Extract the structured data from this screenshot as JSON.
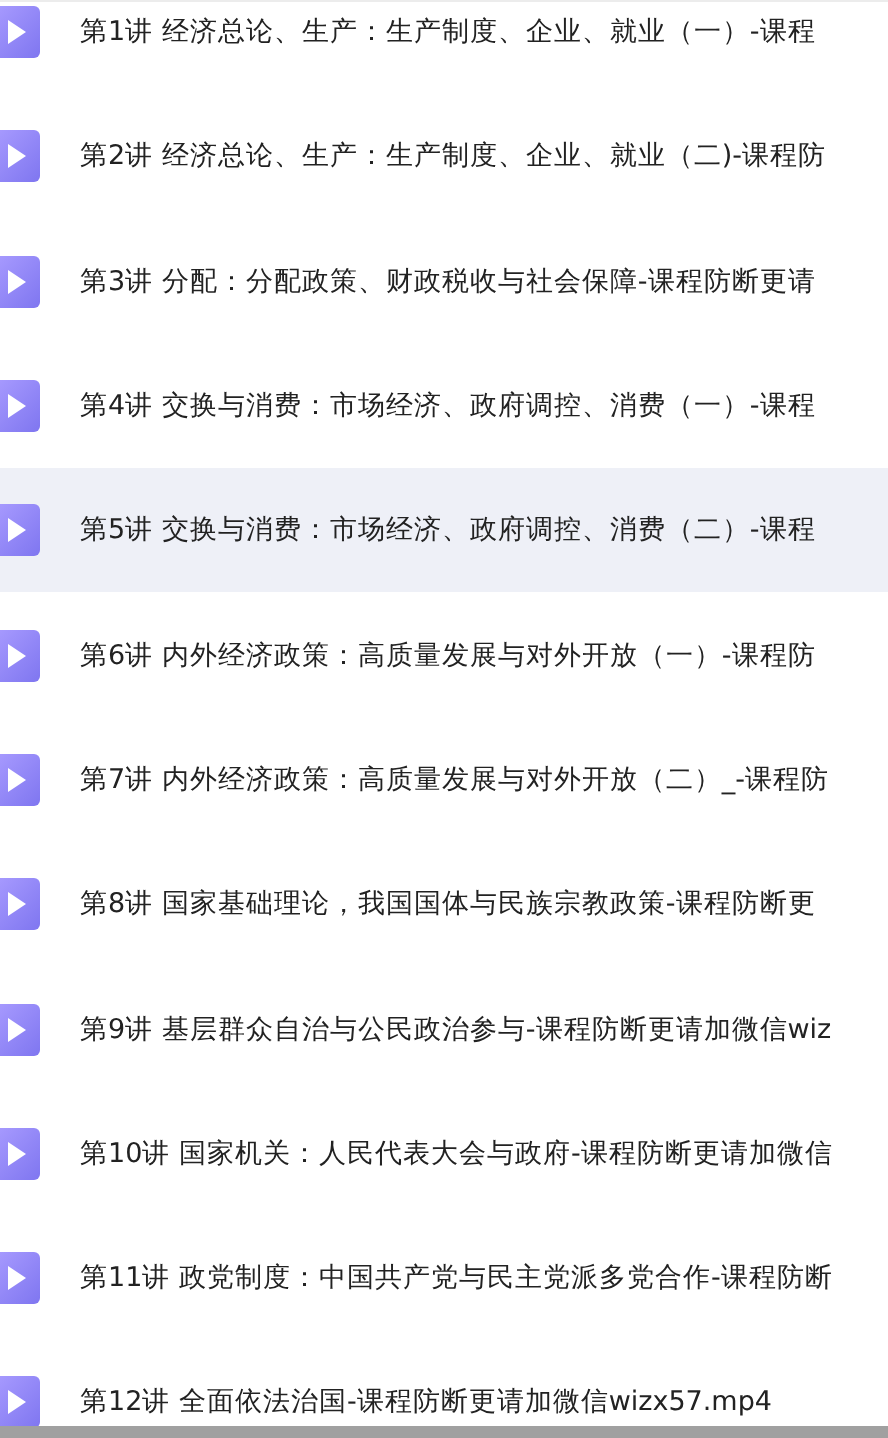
{
  "files": [
    {
      "name": "第1讲 经济总论、生产：生产制度、企业、就业（一）-课程",
      "selected": false
    },
    {
      "name": "第2讲 经济总论、生产：生产制度、企业、就业（二)-课程防",
      "selected": false
    },
    {
      "name": "第3讲 分配：分配政策、财政税收与社会保障-课程防断更请",
      "selected": false
    },
    {
      "name": "第4讲 交换与消费：市场经济、政府调控、消费（一）-课程",
      "selected": false
    },
    {
      "name": "第5讲 交换与消费：市场经济、政府调控、消费（二）-课程",
      "selected": true
    },
    {
      "name": "第6讲 内外经济政策：高质量发展与对外开放（一）-课程防",
      "selected": false
    },
    {
      "name": "第7讲 内外经济政策：高质量发展与对外开放（二）_-课程防",
      "selected": false
    },
    {
      "name": "第8讲 国家基础理论，我国国体与民族宗教政策-课程防断更",
      "selected": false
    },
    {
      "name": "第9讲 基层群众自治与公民政治参与-课程防断更请加微信wiz",
      "selected": false
    },
    {
      "name": "第10讲 国家机关：人民代表大会与政府-课程防断更请加微信",
      "selected": false
    },
    {
      "name": "第11讲 政党制度：中国共产党与民主党派多党合作-课程防断",
      "selected": false
    },
    {
      "name": "第12讲 全面依法治国-课程防断更请加微信wizx57.mp4",
      "selected": false
    }
  ]
}
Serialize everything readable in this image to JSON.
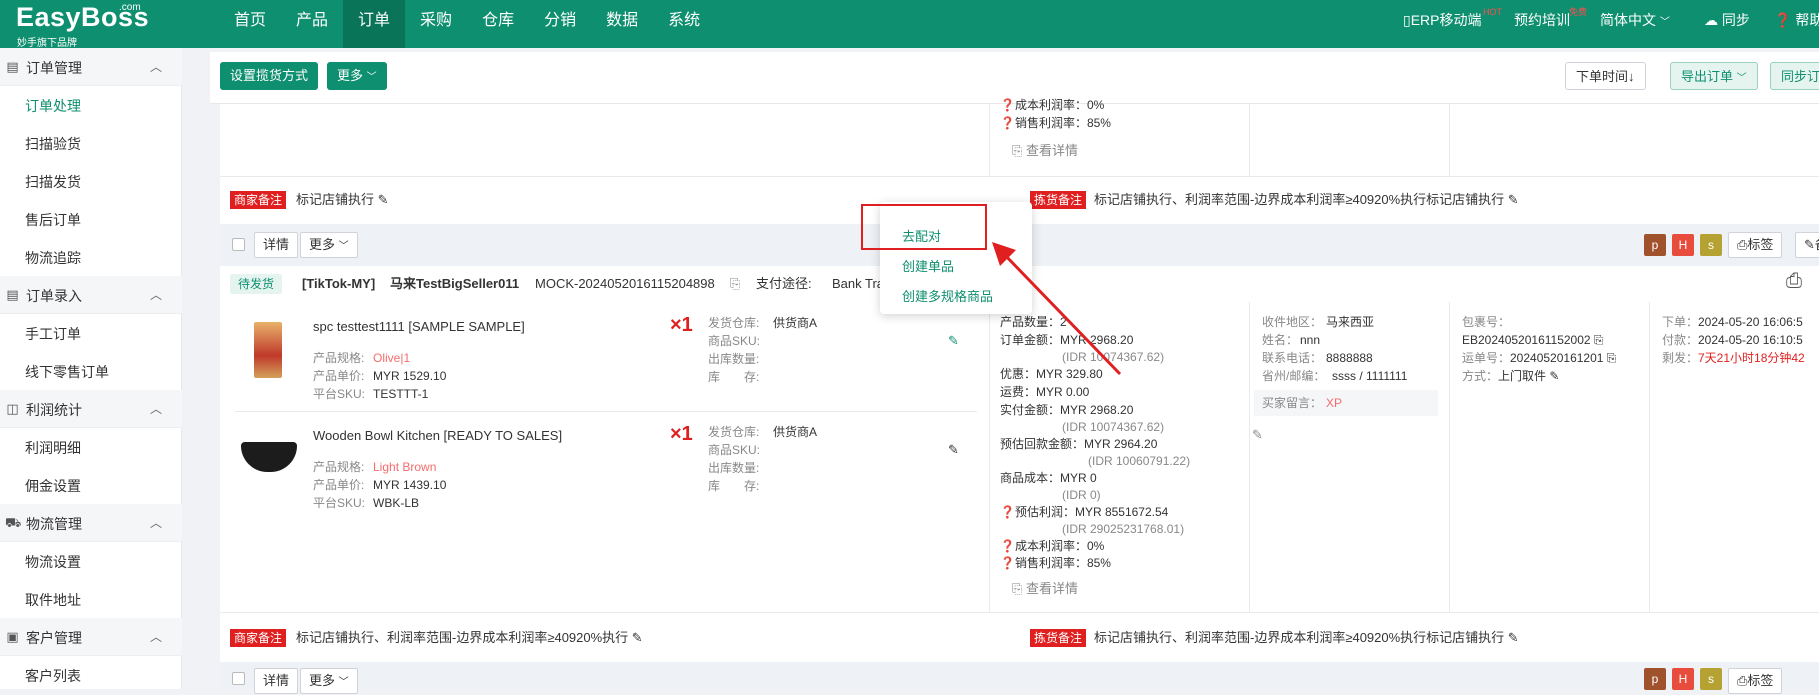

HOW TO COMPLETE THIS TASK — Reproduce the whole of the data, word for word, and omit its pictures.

OUTPUT FOR THIS TASK —
Extract the structured data from this screenshot as JSON.
{
  "files": [
    {
      "name": "第1讲 经济总论、生产：生产制度、企业、就业（一）-课程",
      "selected": false
    },
    {
      "name": "第2讲 经济总论、生产：生产制度、企业、就业（二)-课程防",
      "selected": false
    },
    {
      "name": "第3讲 分配：分配政策、财政税收与社会保障-课程防断更请",
      "selected": false
    },
    {
      "name": "第4讲 交换与消费：市场经济、政府调控、消费（一）-课程",
      "selected": false
    },
    {
      "name": "第5讲 交换与消费：市场经济、政府调控、消费（二）-课程",
      "selected": true
    },
    {
      "name": "第6讲 内外经济政策：高质量发展与对外开放（一）-课程防",
      "selected": false
    },
    {
      "name": "第7讲 内外经济政策：高质量发展与对外开放（二）_-课程防",
      "selected": false
    },
    {
      "name": "第8讲 国家基础理论，我国国体与民族宗教政策-课程防断更",
      "selected": false
    },
    {
      "name": "第9讲 基层群众自治与公民政治参与-课程防断更请加微信wiz",
      "selected": false
    },
    {
      "name": "第10讲 国家机关：人民代表大会与政府-课程防断更请加微信",
      "selected": false
    },
    {
      "name": "第11讲 政党制度：中国共产党与民主党派多党合作-课程防断",
      "selected": false
    },
    {
      "name": "第12讲 全面依法治国-课程防断更请加微信wizx57.mp4",
      "selected": false
    }
  ]
}
Serialize everything readable in this image to JSON.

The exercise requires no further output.